While many of us have had some experience in either selling or buying an item on eBay, few can actually claim to have made millions doing so. But, as these everyday entrepreneurs prove, with its global reach, eBay can be a fantastic way to transform your small business into a thriving one.
Entrepreneur: Jordan Insley
What he sells: Electronics
Revenue: More than $8 million
Jordan Insley got his start on eBay back in 2002 by selling sports memorabilia. After moving to Seattle from New York in 2004, he saw a bigger opportunity in selling electronics like cell phones and cameras. But it was sales of the now ubiquitous iPod, some 300,000 over just the past three years, which helped propel his company's growth. Insley says his nine-employee company is now expanding into LCD and plasma TVs as well as computers. "We have grown to the point where companies are coming to us to sell their products because they know we do a great job and make all of our customers happy," he says.

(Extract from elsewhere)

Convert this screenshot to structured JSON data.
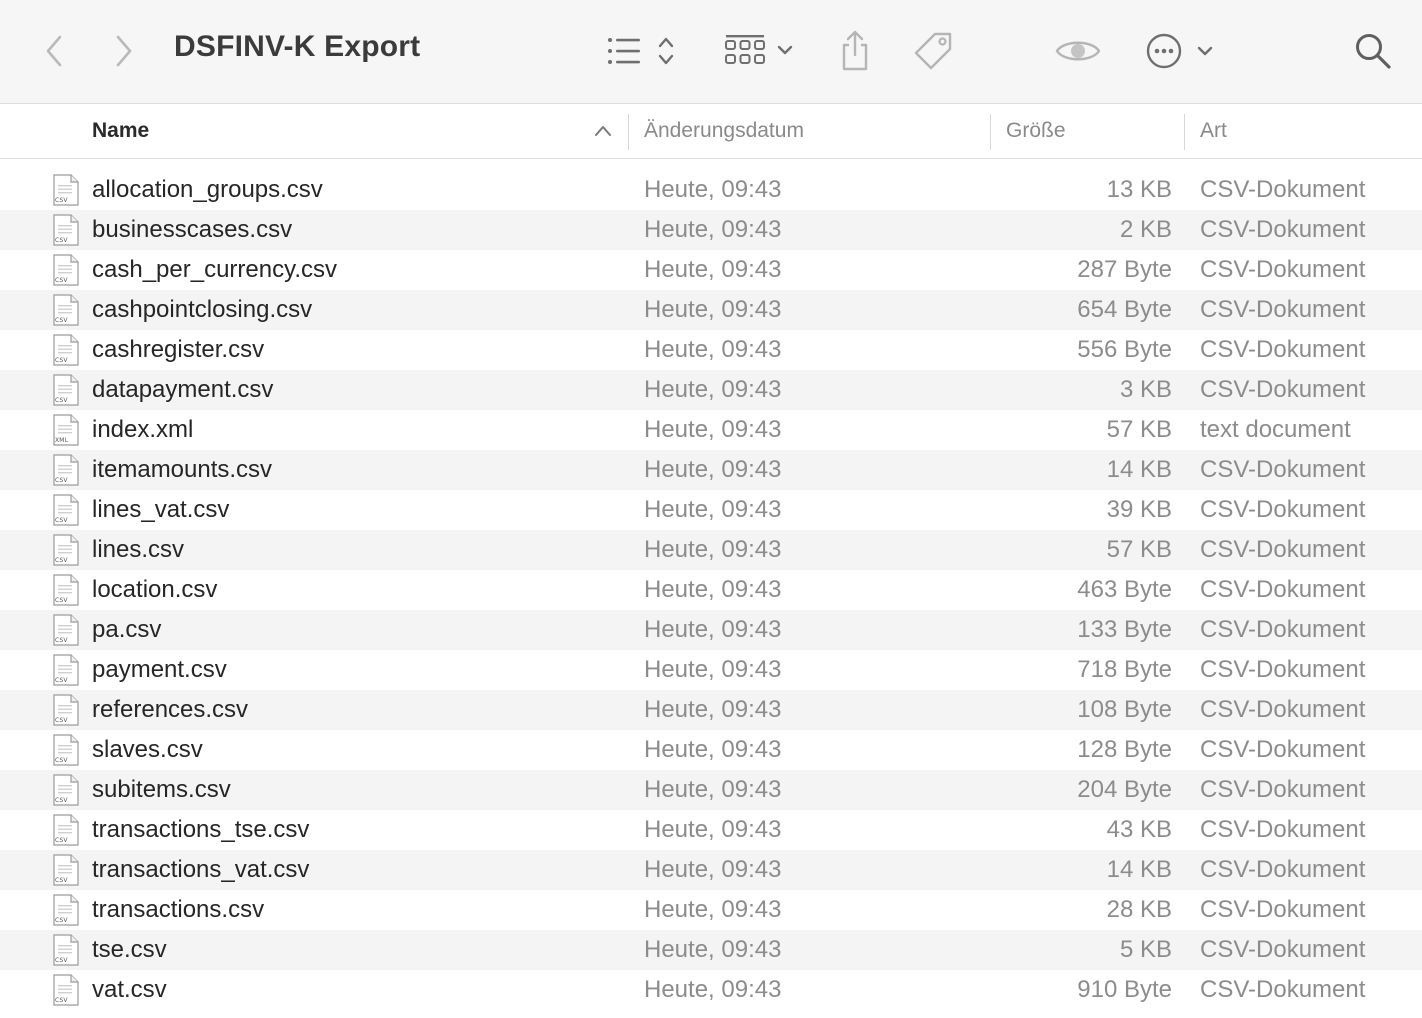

Entrepreneur: Elizabeth Bennett
What she sells: African clothing, art and other collectibles
Revenue: $1.2 million
In 1997, about a year after Elizabeth Bennett started her business, she heard about someone selling beads on eBay. More as a way to test it out, she, too, started listing her items for sale. "At first, I was like, 'Wow, we made just $50 a week,'" Bennett says. "I would never have guessed we could grow our business into what it is today." Bennett's business, which now employs seven, involves buying and selling unique items from African traders, such as clay pots, carved masks and textiles -- a trade that results in some $500,000 being pumped into the local economies of small African villages. Her biggest challenge? Shipping fragile and uniquely shaped items, like a seven-foot-tall giraffe statue, around the world. "I've had to do lots of learning over the past 14 years," she says.
Entrepreneur: Mark and Robin LeVine
What they sell: Bubble wrap and other packing supplies
Revenue: $1 million
After getting their start on eBay 11 years ago, Mark and Robin Le Vine (who founded the business with her former husband), estimate that they have sold about 2,838 square miles of bubble wrap -- enough to cover the distance between Maine and California. Bubblefast has continued to capitalize on the needs of other eBay sellers by expanding its product line to include other useful items such as boxes and packing peanuts. Perhaps more amazingly, they run their company -- taking and shipping orders from a warehouse near their home -- by themselves. "People assume we are this gigantic company," Le Vine says. "But when the phone rings, it will be Robin or myself who picks up."
Entrepreneur: Sarah Davis
Based: Beverly Hills, Calif.
What she sells: Designer handbags
Revenue: $4 million
It was a chance encounter at a kids' clothing store in Los Angeles in 1999 that changed Sarah Davis' life. After she found out that a woman standing in front of her in the checkout line was buying up kids' blankets and selling each one on eBay for a $20 profit, Davis, who was enrolled in law school at the time, decided she also could turn her fondness for finding bargains into her own profitable business. Starting out of her bedroom, Davis' business has grown by leaps and bounds -- leading her to move first to an office and, more recently, to a retail location in Beverly Hills that specializes in vintage and mint condition pre-owned designer handbags. The business has also become a family affair -- most of the company's 12 employees are Davis' relatives.
Entrepreneur: Chris Chapman
Company: Snow Sport Deals
Based: Lothian, Md.
What he sells: Ski equipment
Revenue: $1.2 million
Chris Chapman spent years working in the retail business before making the transition to start his own wholesaling operation in 1999. One key benefit? "I got to be home for Thanksgiving for the first time in years," he says. It wasn't long before he learned about eBay, so he decided to put a pair of high-end skis up for sale to see what, if anything, would happen. "I didn't have a market to sell them anywhere else," he admits. To his pleasant surprise, he sold the skis at a tidy profit. That led him to start a daily routine where he would line up 20 pairs of skis, take pictures and post them online. Five years later, that routine became the norm, as 80% of Chapman's sales -- resulting from the sale of some 10,000 pairs of skis -- originated from eBay buyers. Today, the business is thriving, selling not only skis, but boots and clothing as well. "The keys to our success are to be honest, take good pictures and respond to our customers as quickly as we can," Chapman says.
The original version of this article appeared on AOL Small Business on 3/23/11.